Say nothing but the number of lines below in which the string "this" appears.

======== Records to use ========

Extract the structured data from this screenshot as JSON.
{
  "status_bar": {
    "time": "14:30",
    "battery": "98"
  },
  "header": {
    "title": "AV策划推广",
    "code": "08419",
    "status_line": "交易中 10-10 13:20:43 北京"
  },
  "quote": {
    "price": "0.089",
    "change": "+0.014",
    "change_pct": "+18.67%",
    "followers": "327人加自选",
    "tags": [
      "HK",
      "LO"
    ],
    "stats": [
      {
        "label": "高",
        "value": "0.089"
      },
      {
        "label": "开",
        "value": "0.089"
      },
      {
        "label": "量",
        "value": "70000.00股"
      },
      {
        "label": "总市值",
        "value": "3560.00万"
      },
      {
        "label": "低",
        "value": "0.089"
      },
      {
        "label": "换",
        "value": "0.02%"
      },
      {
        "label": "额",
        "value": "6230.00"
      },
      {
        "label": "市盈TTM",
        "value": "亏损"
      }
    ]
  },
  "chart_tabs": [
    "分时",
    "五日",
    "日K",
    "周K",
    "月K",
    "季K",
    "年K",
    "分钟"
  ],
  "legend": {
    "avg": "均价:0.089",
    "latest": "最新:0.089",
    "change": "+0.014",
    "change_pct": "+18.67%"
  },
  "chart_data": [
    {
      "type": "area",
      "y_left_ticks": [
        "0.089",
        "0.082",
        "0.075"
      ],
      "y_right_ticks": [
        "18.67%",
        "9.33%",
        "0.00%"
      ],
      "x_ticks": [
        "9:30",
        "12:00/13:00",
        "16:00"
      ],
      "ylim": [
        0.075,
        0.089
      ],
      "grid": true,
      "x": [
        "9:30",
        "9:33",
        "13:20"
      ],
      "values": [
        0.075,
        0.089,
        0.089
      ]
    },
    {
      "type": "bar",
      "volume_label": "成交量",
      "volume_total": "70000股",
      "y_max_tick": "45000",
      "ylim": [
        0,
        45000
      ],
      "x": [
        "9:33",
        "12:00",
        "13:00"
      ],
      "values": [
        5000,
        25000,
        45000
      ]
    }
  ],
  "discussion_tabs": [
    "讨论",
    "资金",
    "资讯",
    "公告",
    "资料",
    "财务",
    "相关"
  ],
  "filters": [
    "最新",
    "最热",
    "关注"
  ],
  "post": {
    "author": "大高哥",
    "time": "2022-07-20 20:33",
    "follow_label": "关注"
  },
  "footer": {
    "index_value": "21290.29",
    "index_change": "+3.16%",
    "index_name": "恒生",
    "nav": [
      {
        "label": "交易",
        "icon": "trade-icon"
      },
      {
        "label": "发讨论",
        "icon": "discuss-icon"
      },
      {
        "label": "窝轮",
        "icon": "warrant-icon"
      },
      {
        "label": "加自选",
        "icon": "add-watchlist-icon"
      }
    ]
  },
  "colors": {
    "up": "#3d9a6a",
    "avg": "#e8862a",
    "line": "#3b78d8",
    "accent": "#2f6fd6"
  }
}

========
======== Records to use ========

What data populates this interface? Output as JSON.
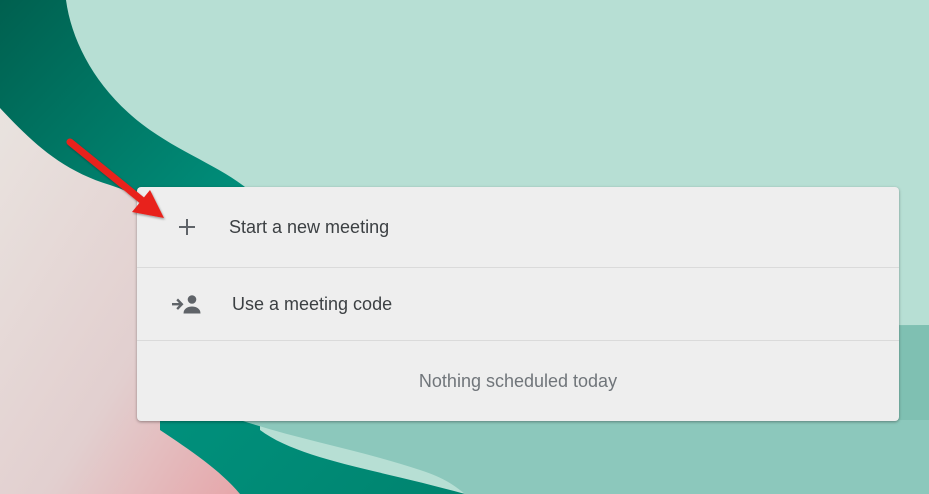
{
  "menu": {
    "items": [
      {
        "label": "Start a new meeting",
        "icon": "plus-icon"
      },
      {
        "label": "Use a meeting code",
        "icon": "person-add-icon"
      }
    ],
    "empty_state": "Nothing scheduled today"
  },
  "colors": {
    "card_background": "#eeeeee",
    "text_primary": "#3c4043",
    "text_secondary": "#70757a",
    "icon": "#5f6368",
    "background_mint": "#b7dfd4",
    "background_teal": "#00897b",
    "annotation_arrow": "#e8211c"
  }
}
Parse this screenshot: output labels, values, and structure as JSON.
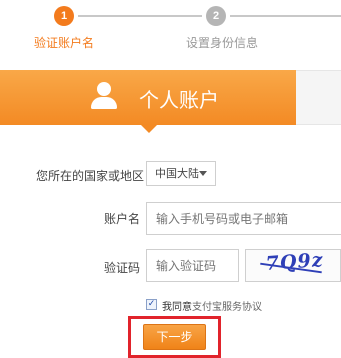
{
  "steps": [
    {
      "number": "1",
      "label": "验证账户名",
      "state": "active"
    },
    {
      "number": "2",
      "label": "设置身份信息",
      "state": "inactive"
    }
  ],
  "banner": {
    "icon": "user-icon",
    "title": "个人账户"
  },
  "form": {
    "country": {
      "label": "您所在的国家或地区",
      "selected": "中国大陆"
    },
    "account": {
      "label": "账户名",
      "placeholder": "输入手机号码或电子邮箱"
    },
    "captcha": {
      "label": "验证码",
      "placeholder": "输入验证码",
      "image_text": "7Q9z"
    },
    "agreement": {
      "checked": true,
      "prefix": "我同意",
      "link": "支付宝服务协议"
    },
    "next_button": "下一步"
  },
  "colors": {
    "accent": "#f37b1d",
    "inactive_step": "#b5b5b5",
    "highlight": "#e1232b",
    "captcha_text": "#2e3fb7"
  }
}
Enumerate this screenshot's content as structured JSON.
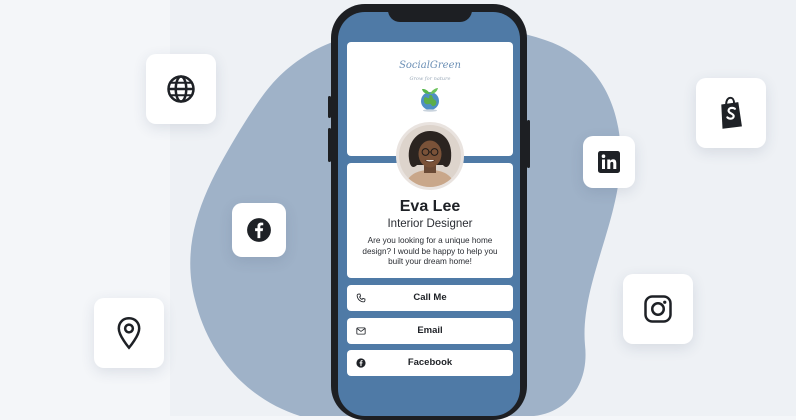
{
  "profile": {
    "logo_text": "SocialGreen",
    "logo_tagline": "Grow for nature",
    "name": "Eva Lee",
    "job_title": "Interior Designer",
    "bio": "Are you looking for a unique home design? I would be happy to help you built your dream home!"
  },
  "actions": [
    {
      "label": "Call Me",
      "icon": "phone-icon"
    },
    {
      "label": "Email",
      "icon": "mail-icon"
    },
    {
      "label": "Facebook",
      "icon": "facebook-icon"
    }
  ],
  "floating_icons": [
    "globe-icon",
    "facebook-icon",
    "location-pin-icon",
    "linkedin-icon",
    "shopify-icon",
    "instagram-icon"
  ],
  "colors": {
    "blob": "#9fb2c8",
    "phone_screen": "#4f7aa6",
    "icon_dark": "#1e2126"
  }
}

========
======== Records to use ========

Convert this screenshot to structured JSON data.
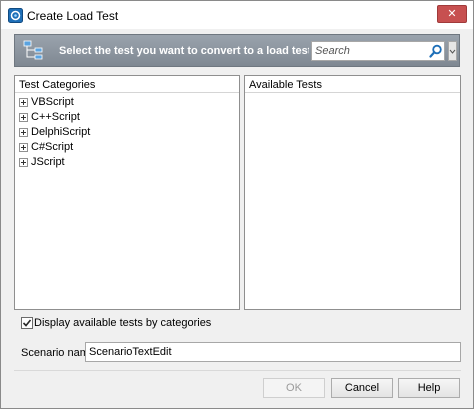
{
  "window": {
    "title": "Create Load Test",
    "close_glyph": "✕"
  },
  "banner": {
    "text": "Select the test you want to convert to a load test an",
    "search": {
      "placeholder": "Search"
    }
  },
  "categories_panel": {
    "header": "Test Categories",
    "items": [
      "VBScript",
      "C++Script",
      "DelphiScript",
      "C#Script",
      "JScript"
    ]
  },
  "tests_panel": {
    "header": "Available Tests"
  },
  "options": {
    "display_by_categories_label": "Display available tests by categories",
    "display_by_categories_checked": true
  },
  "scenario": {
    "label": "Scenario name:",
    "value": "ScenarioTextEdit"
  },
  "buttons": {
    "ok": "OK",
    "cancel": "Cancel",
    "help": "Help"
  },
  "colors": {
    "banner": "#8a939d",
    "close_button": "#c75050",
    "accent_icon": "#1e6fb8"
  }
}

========

## Answer to the exercise
5